China Visa Program
We offer an exciting opportunity for foreigners who have a keen interest in exploring Chinese ceramic culture, traveling throughout China, or immersing themselves in the study of the Chinese language and arts. Our comprehensive programs provide a range of subjects to choose from, including Chinese language, calligraphy, ceramic pottery, painting, martial arts, and freelancing arts. You can enjoy these courses in Jingdezhen or other cities across China. The typical duration of the program ranges from 3 to 6 months. By enrolling in our program, students gain the advantage of being eligible to apply for an X2 visa, which grants legal permission to stay and study in China. We provide all the necessary documents for both student visas and travel visas, streamlining the application process for our participants.
China Visa- 3 Main Categories
X1 Visa is intended for long-term study programs lasting over 180 days. To apply for an X1 visa, students usually need to submit their passport, admission notice, visa application form (JW202/201), physical examination report (required in some countries), and photos to the local Chinese embassy or consulate. It's important to note that the X1 visa is typically valid for only 30 days, so students must apply for a residence permit within 30 days of entering China.
X2 Visa is suitable for short-term study programs lasting less than 180 days. The validity of an X2 visa can range from 30 to 180 days. Generally, students can apply for an X2 visa by submitting their passport, admission notice, visa application form (JW202/201, required in some countries), physical examination report (required in some countries), and photos to the local Chinese embassy or consulate.

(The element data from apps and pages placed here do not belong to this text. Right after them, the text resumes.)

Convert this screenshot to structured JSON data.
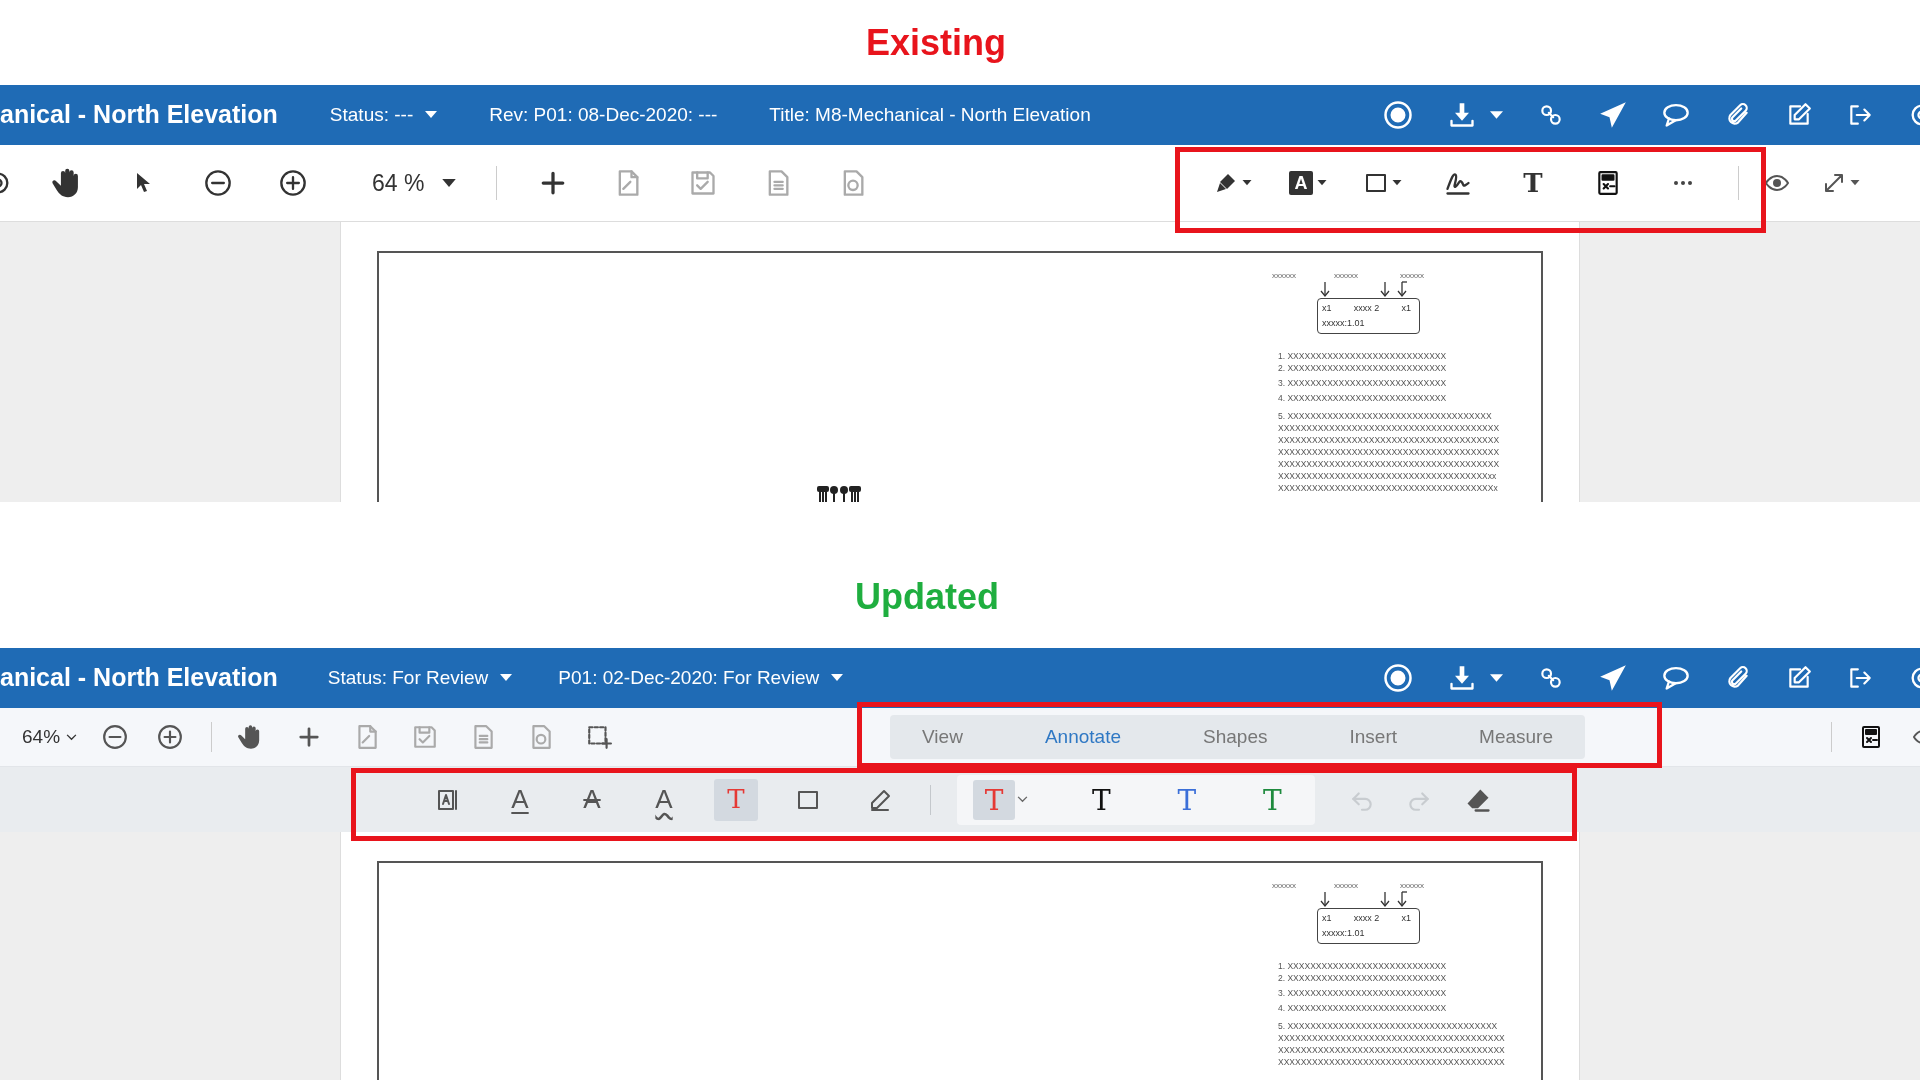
{
  "panels": [
    {
      "kind": "existing",
      "heading": "Existing",
      "color": "#e8141c",
      "header": {
        "title": "anical - North Elevation",
        "fields": [
          {
            "text": "Status: ---",
            "dropdown": true
          },
          {
            "text": "Rev: P01: 08-Dec-2020: ---",
            "dropdown": false
          },
          {
            "text": "Title: M8-Mechanical - North Elevation",
            "dropdown": false
          }
        ]
      },
      "zoom": "64 %",
      "markup_tools": [
        {
          "kind": "highlighter"
        },
        {
          "kind": "letter_box",
          "glyph": "A"
        },
        {
          "kind": "rectangle"
        },
        {
          "kind": "signature"
        },
        {
          "kind": "letter",
          "glyph": "T"
        },
        {
          "kind": "calculator"
        },
        {
          "kind": "more"
        }
      ],
      "document": {
        "symbols": true,
        "labels": [
          "xxxxxx",
          "xxxxxx",
          "xxxxxx"
        ],
        "box": {
          "cells": [
            "x1",
            "xxxx 2",
            "x1"
          ],
          "ratio": "xxxxx:1.01"
        },
        "notes": [
          {
            "lines": [
              "1. XXXXXXXXXXXXXXXXXXXXXXXXXXXX"
            ]
          },
          {
            "lines": [
              "2. XXXXXXXXXXXXXXXXXXXXXXXXXXXX"
            ]
          },
          {
            "lines": [
              "3. XXXXXXXXXXXXXXXXXXXXXXXXXXXX"
            ]
          },
          {
            "lines": [
              "4. XXXXXXXXXXXXXXXXXXXXXXXXXXXX"
            ]
          },
          {
            "lines": [
              "5. XXXXXXXXXXXXXXXXXXXXXXXXXXXXXXXXXXXX",
              "XXXXXXXXXXXXXXXXXXXXXXXXXXXXXXXXXXXXXXX",
              "XXXXXXXXXXXXXXXXXXXXXXXXXXXXXXXXXXXXXXX",
              "XXXXXXXXXXXXXXXXXXXXXXXXXXXXXXXXXXXXXXX",
              "XXXXXXXXXXXXXXXXXXXXXXXXXXXXXXXXXXXXXXX",
              "XXXXXXXXXXXXXXXXXXXXXXXXXXXXXXXXXXXXXxx",
              "XXXXXXXXXXXXXXXXXXXXXXXXXXXXXXXXXXXXXXx"
            ]
          }
        ]
      }
    },
    {
      "kind": "updated",
      "heading": "Updated",
      "color": "#1fae3f",
      "header": {
        "title": "anical - North Elevation",
        "fields": [
          {
            "text": "Status: For Review",
            "dropdown": true
          },
          {
            "text": "P01: 02-Dec-2020: For Review",
            "dropdown": true
          }
        ]
      },
      "zoom": "64%",
      "tabs": [
        {
          "label": "View",
          "selected": false
        },
        {
          "label": "Annotate",
          "selected": true
        },
        {
          "label": "Shapes",
          "selected": false
        },
        {
          "label": "Insert",
          "selected": false
        },
        {
          "label": "Measure",
          "selected": false
        }
      ],
      "annotate_tools": [
        {
          "kind": "textbox",
          "selected": false
        },
        {
          "kind": "underline",
          "glyph": "A",
          "selected": false
        },
        {
          "kind": "strikethrough",
          "glyph": "A",
          "selected": false
        },
        {
          "kind": "squiggly",
          "glyph": "A",
          "selected": false
        },
        {
          "kind": "text",
          "glyph": "T",
          "selected": true
        },
        {
          "kind": "rectangle",
          "selected": false
        },
        {
          "kind": "pencil",
          "selected": false
        }
      ],
      "text_colors": [
        {
          "glyph": "T",
          "color": "#e53935",
          "selected": true
        },
        {
          "glyph": "T",
          "color": "#111111",
          "selected": false
        },
        {
          "glyph": "T",
          "color": "#3b6fd8",
          "selected": false
        },
        {
          "glyph": "T",
          "color": "#1e8a3e",
          "selected": false
        }
      ],
      "history": [
        {
          "kind": "undo",
          "disabled": true
        },
        {
          "kind": "redo",
          "disabled": true
        }
      ],
      "document": {
        "labels": [
          "xxxxxx",
          "xxxxxx",
          "xxxxxx"
        ],
        "box": {
          "cells": [
            "x1",
            "xxxx 2",
            "x1"
          ],
          "ratio": "xxxxx:1.01"
        },
        "notes": [
          {
            "lines": [
              "1. XXXXXXXXXXXXXXXXXXXXXXXXXXXX"
            ]
          },
          {
            "lines": [
              "2. XXXXXXXXXXXXXXXXXXXXXXXXXXXX"
            ]
          },
          {
            "lines": [
              "3. XXXXXXXXXXXXXXXXXXXXXXXXXXXX"
            ]
          },
          {
            "lines": [
              "4. XXXXXXXXXXXXXXXXXXXXXXXXXXXX"
            ]
          },
          {
            "lines": [
              "5. XXXXXXXXXXXXXXXXXXXXXXXXXXXXXXXXXXXXX",
              "XXXXXXXXXXXXXXXXXXXXXXXXXXXXXXXXXXXXXXXX",
              "XXXXXXXXXXXXXXXXXXXXXXXXXXXXXXXXXXXXXXXX",
              "XXXXXXXXXXXXXXXXXXXXXXXXXXXXXXXXXXXXXXXX"
            ]
          }
        ]
      }
    }
  ]
}
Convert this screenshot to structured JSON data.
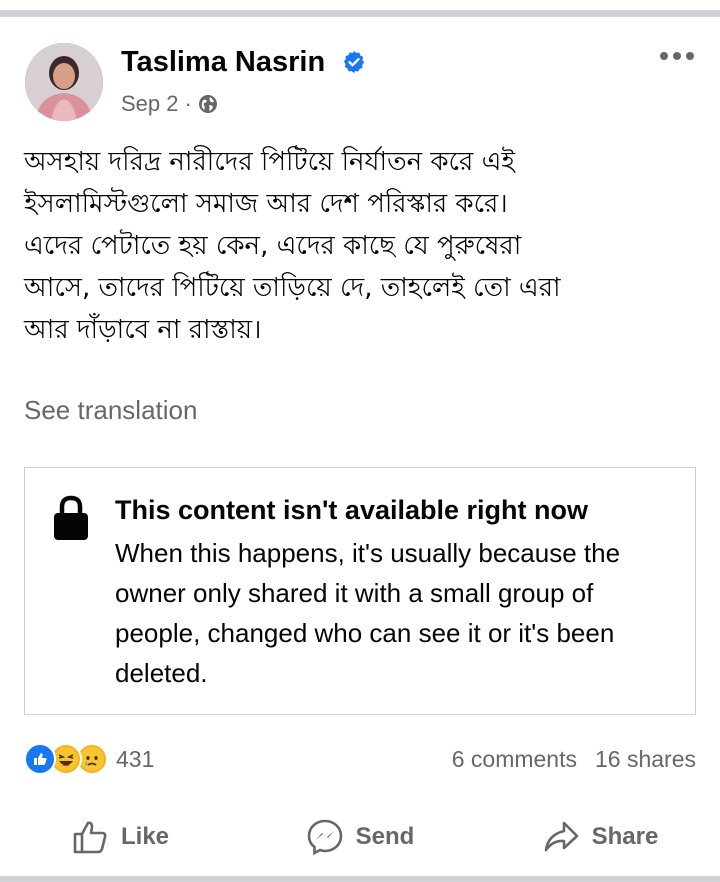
{
  "post": {
    "author": "Taslima Nasrin",
    "date": "Sep 2",
    "separator": "·",
    "text": "অসহায় দরিদ্র নারীদের পিটিয়ে নির্যাতন করে এই\nইসলামিস্টগুলো সমাজ আর দেশ পরিস্কার করে।\nএদের পেটাতে হয় কেন, এদের কাছে যে পুরুষেরা\nআসে, তাদের পিটিয়ে তাড়িয়ে দে, তাহলেই তো এরা\nআর দাঁড়াবে না রাস্তায়।",
    "see_translation": "See translation"
  },
  "unavailable": {
    "title": "This content isn't available right now",
    "description": "When this happens, it's usually because the owner only shared it with a small group of people, changed who can see it or it's been deleted."
  },
  "engagement": {
    "reaction_count": "431",
    "comments": "6 comments",
    "shares": "16 shares"
  },
  "actions": {
    "like": "Like",
    "send": "Send",
    "share": "Share"
  },
  "icons": {
    "verified": "verified-badge-icon",
    "audience": "globe-icon",
    "more": "more-options-icon",
    "lock": "lock-icon",
    "reactions": [
      "like-reaction-icon",
      "haha-reaction-icon",
      "sad-reaction-icon"
    ]
  },
  "colors": {
    "verified_blue": "#1877f2",
    "secondary_text": "#65676b",
    "border": "#ced0d4"
  }
}
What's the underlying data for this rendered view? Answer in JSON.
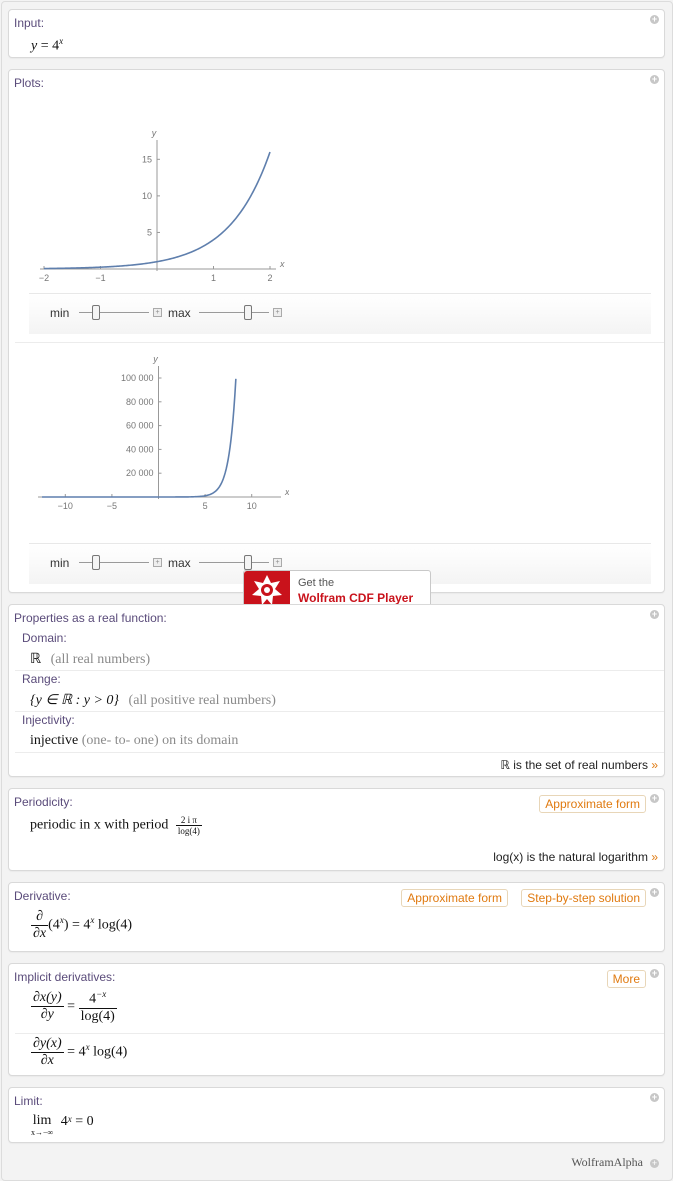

L Visa for Travel
L Visa for Travel Purposes: The L visa is primarily for travelers and allows a stay of up to 30 days. If you plan to travel in China for a period of 30 days or less, you may apply for an L visa. However, if your travel duration exceeds 30 days, you will need to apply for an X1 or X2 visa. "L visa, which represents the Chinese characters '旅游' (lu you) meaning 'travel,' is named after the letter 'L' as the initial of the phrase."